Many of the research cases that we work on involve hazardous contaminants in soil or groundwater. Increasingly, that includes research into the usage and disposal of perfluorooctane sulfonate (PFOS) and perfluorooctanoic acid (PFOA). These chemicals are part of a larger group of chemicals called polyfluoroalkyl substances (PFAS), also called perfluorocarbons (PFC).
Tracking down records at the local level is an essential part of our strategy for many of the research cases we take on – from toxic tort and environmental litigation to legal questions emanating from mineral rights and land ownership issues. Local records can hold invaluable information when trying to piece together complex histories of contaminated industrial sites, military bases, public utilities, or other properties and waterways.
On June 26, Taylor Research Group attended “Basics of the Clean Water Act,” an event hosted by the Environmental Law Institute (ELI) as part of their annual Summer School series.

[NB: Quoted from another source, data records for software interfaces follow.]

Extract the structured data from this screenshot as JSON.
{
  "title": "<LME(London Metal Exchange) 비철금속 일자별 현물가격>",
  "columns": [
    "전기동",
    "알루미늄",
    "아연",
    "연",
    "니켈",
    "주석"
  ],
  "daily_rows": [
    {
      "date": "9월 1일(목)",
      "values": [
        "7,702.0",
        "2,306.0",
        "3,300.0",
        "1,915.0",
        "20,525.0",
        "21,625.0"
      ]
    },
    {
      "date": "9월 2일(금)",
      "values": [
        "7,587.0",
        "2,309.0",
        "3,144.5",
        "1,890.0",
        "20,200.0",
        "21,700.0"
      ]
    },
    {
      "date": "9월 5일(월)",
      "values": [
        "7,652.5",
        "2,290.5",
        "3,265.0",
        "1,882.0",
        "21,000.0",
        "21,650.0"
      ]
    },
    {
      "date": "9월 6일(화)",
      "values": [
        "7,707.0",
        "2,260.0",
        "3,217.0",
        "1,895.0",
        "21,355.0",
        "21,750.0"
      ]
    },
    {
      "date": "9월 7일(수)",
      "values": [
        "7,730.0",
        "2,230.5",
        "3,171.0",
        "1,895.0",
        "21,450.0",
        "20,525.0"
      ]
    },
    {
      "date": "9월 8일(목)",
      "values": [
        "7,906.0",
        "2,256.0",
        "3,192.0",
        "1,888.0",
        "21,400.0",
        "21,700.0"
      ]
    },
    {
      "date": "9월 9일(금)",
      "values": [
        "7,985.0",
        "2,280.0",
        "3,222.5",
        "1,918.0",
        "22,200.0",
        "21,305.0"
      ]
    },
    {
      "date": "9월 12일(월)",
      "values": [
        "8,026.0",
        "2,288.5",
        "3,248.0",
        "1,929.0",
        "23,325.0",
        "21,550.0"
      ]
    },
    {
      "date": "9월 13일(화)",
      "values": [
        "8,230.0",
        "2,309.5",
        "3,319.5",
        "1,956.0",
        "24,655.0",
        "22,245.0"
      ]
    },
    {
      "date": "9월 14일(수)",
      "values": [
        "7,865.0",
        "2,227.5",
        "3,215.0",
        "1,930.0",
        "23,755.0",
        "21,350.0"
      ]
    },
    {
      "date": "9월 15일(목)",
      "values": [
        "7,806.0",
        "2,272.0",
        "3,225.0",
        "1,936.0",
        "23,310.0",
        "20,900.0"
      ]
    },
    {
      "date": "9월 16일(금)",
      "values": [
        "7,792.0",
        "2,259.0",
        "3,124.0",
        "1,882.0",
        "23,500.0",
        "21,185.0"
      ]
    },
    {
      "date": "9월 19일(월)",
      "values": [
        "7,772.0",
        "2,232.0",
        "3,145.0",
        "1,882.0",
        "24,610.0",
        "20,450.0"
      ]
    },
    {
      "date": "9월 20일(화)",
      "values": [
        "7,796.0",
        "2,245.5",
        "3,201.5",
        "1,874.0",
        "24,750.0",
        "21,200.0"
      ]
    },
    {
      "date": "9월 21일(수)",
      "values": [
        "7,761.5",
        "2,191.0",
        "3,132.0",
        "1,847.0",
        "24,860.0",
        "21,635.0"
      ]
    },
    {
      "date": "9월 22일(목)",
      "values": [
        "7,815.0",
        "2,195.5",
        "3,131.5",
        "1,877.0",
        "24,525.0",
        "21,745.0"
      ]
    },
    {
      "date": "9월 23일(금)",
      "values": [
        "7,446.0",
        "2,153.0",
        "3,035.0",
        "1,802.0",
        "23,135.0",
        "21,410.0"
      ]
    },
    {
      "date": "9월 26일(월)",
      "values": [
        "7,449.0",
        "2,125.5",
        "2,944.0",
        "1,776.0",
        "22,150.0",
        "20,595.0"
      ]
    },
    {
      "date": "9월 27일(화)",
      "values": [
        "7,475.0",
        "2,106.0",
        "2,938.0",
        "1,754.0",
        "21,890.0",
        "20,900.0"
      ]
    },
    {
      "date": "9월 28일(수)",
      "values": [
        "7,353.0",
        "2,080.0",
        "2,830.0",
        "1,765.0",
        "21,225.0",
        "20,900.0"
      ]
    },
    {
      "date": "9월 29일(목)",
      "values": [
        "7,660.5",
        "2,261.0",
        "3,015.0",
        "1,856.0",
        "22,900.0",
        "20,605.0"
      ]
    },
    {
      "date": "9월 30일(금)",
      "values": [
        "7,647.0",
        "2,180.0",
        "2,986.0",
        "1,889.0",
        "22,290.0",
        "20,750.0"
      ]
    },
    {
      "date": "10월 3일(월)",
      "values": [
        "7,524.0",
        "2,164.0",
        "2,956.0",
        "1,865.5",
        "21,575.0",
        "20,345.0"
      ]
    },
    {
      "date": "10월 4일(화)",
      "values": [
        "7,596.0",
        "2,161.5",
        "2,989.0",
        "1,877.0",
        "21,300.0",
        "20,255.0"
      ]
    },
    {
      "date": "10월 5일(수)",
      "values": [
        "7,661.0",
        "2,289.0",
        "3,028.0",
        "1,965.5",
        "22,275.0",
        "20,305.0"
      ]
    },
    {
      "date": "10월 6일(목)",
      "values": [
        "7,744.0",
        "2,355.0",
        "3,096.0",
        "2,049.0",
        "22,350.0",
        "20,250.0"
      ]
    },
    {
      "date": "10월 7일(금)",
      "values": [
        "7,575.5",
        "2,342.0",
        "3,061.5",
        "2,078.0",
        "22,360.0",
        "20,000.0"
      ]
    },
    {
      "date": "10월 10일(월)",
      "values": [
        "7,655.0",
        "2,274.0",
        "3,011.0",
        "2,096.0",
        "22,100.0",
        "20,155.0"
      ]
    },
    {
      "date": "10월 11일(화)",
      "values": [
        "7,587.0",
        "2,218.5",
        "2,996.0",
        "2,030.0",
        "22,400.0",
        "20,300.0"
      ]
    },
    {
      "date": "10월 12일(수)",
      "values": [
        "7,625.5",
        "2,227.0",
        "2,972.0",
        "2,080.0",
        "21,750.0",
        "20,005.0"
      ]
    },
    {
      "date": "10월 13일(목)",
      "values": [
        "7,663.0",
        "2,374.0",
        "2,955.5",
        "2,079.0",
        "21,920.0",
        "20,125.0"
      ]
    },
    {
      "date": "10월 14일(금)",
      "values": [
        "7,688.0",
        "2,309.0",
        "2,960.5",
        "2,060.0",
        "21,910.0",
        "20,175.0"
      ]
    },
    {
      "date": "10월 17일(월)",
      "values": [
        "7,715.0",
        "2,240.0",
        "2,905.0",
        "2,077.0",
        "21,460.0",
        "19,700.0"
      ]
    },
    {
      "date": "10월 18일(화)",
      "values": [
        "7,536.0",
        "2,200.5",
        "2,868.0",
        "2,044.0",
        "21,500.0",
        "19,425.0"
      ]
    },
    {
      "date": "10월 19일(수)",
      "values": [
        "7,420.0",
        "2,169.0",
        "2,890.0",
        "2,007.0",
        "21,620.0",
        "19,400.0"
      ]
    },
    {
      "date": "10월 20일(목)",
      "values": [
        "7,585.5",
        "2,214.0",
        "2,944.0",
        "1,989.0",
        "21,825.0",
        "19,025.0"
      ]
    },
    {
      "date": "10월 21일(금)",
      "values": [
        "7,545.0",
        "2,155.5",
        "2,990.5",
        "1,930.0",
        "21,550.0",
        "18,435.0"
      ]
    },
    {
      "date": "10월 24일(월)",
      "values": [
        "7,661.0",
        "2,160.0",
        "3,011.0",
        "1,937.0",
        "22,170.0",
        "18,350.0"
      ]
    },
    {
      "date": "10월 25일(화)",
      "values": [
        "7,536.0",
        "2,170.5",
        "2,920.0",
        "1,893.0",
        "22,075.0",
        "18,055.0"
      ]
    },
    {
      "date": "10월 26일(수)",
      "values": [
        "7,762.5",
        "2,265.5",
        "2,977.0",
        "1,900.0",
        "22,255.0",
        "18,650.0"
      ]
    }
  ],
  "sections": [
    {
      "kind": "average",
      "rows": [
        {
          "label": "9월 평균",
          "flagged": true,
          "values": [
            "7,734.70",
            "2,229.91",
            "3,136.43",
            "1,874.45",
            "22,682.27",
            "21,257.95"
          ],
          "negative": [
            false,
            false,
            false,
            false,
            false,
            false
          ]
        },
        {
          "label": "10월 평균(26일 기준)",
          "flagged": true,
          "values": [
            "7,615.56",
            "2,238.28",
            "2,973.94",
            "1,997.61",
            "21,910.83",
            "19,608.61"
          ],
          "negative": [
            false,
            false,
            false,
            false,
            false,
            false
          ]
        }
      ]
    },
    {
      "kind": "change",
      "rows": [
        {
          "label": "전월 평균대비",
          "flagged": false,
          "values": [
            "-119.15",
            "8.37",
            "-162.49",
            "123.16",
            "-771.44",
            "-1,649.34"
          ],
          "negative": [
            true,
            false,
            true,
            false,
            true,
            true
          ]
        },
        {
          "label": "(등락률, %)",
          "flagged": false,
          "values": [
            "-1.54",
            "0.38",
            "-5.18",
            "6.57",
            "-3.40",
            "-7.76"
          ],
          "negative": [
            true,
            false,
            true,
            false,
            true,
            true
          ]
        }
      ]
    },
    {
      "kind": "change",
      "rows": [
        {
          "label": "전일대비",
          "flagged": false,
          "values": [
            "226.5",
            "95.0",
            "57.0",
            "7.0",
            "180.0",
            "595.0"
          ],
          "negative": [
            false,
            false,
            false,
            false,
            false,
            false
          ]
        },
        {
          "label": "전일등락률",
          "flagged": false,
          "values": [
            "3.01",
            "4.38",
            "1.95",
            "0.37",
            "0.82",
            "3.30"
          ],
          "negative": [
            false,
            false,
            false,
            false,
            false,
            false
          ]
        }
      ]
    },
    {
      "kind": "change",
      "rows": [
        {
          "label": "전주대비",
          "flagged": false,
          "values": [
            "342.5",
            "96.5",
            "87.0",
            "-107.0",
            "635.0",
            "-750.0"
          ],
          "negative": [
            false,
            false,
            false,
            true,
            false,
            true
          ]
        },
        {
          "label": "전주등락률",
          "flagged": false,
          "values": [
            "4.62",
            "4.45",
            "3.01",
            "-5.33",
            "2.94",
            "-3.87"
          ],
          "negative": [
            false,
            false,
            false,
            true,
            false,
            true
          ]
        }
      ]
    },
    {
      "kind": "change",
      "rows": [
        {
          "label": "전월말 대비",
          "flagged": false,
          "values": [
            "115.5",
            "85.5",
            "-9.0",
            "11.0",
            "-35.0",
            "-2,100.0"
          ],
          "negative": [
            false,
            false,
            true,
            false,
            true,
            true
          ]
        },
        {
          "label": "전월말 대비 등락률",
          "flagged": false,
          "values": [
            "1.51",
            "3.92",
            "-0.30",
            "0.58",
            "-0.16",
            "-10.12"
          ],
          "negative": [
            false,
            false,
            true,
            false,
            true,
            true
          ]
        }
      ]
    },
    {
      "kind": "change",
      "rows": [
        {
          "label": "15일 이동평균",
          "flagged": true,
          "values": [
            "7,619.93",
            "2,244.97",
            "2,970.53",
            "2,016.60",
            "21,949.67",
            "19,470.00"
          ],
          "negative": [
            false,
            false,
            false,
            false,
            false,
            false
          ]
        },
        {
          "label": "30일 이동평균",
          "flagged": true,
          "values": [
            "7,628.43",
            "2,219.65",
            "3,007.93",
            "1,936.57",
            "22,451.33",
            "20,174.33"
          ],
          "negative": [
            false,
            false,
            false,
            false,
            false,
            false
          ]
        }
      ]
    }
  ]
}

Earlier this month, Taylor Research Group (TRG) associate Scott Connuck attended the Environmental Law Institute’s (ELI) Summer School seminar titled “NEPA, ESA and Fundamentals of Environmental Law" in Washington, D.C.
When it comes to environmental litigation involving polluted industrial sites, the presence of potentially responsible parties (PRPs), the production process of hazardous substances, and the degree of federal government involvement can all be significant factors. As historical researchers, we have the capability to unearth such information and reconstruct the history of a contaminated site on behalf of law firms, corporations, or communities.